▶ Provided records:
⁂

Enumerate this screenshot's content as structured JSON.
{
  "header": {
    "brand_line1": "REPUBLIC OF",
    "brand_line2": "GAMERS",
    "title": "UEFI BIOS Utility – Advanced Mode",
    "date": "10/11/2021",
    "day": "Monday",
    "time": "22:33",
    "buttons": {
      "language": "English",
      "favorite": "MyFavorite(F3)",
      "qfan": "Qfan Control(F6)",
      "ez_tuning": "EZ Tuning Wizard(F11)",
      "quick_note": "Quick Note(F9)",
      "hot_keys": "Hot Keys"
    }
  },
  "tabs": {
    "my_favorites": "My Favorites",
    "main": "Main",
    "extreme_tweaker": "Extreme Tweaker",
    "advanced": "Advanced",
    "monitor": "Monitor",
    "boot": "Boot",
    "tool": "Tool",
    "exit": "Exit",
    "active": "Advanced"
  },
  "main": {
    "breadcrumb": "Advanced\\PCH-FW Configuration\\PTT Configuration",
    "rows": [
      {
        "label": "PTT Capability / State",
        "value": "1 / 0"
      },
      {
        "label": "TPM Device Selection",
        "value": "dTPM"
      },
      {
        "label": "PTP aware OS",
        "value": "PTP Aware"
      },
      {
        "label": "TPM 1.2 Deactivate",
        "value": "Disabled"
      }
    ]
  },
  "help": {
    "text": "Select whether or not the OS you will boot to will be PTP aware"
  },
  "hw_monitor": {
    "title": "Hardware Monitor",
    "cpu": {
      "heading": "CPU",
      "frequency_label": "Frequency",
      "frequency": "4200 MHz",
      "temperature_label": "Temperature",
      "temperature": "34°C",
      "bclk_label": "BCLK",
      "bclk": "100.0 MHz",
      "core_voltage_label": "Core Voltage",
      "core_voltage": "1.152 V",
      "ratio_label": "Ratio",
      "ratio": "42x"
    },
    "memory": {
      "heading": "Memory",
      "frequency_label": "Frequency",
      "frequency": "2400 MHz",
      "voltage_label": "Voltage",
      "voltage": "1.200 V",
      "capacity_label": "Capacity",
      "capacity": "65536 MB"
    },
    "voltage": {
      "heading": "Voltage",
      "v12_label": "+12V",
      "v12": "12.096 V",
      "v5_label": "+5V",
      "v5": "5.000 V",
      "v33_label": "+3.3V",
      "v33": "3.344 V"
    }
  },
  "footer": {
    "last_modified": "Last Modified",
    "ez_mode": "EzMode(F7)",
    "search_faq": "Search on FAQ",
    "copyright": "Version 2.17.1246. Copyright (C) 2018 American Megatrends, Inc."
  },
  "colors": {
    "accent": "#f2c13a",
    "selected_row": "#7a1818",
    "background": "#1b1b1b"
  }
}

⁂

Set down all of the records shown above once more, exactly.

▶ Result below:
Enumerate this screenshot's content as structured JSON.
{
  "header": {
    "brand_line1": "REPUBLIC OF",
    "brand_line2": "GAMERS",
    "title": "UEFI BIOS Utility – Advanced Mode",
    "date": "10/11/2021",
    "day": "Monday",
    "time": "22:33",
    "buttons": {
      "language": "English",
      "favorite": "MyFavorite(F3)",
      "qfan": "Qfan Control(F6)",
      "ez_tuning": "EZ Tuning Wizard(F11)",
      "quick_note": "Quick Note(F9)",
      "hot_keys": "Hot Keys"
    }
  },
  "tabs": {
    "my_favorites": "My Favorites",
    "main": "Main",
    "extreme_tweaker": "Extreme Tweaker",
    "advanced": "Advanced",
    "monitor": "Monitor",
    "boot": "Boot",
    "tool": "Tool",
    "exit": "Exit",
    "active": "Advanced"
  },
  "main": {
    "breadcrumb": "Advanced\\PCH-FW Configuration\\PTT Configuration",
    "rows": [
      {
        "label": "PTT Capability / State",
        "value": "1 / 0"
      },
      {
        "label": "TPM Device Selection",
        "value": "dTPM"
      },
      {
        "label": "PTP aware OS",
        "value": "PTP Aware"
      },
      {
        "label": "TPM 1.2 Deactivate",
        "value": "Disabled"
      }
    ]
  },
  "help": {
    "text": "Select whether or not the OS you will boot to will be PTP aware"
  },
  "hw_monitor": {
    "title": "Hardware Monitor",
    "cpu": {
      "heading": "CPU",
      "frequency_label": "Frequency",
      "frequency": "4200 MHz",
      "temperature_label": "Temperature",
      "temperature": "34°C",
      "bclk_label": "BCLK",
      "bclk": "100.0 MHz",
      "core_voltage_label": "Core Voltage",
      "core_voltage": "1.152 V",
      "ratio_label": "Ratio",
      "ratio": "42x"
    },
    "memory": {
      "heading": "Memory",
      "frequency_label": "Frequency",
      "frequency": "2400 MHz",
      "voltage_label": "Voltage",
      "voltage": "1.200 V",
      "capacity_label": "Capacity",
      "capacity": "65536 MB"
    },
    "voltage": {
      "heading": "Voltage",
      "v12_label": "+12V",
      "v12": "12.096 V",
      "v5_label": "+5V",
      "v5": "5.000 V",
      "v33_label": "+3.3V",
      "v33": "3.344 V"
    }
  },
  "footer": {
    "last_modified": "Last Modified",
    "ez_mode": "EzMode(F7)",
    "search_faq": "Search on FAQ",
    "copyright": "Version 2.17.1246. Copyright (C) 2018 American Megatrends, Inc."
  },
  "colors": {
    "accent": "#f2c13a",
    "selected_row": "#7a1818",
    "background": "#1b1b1b"
  }
}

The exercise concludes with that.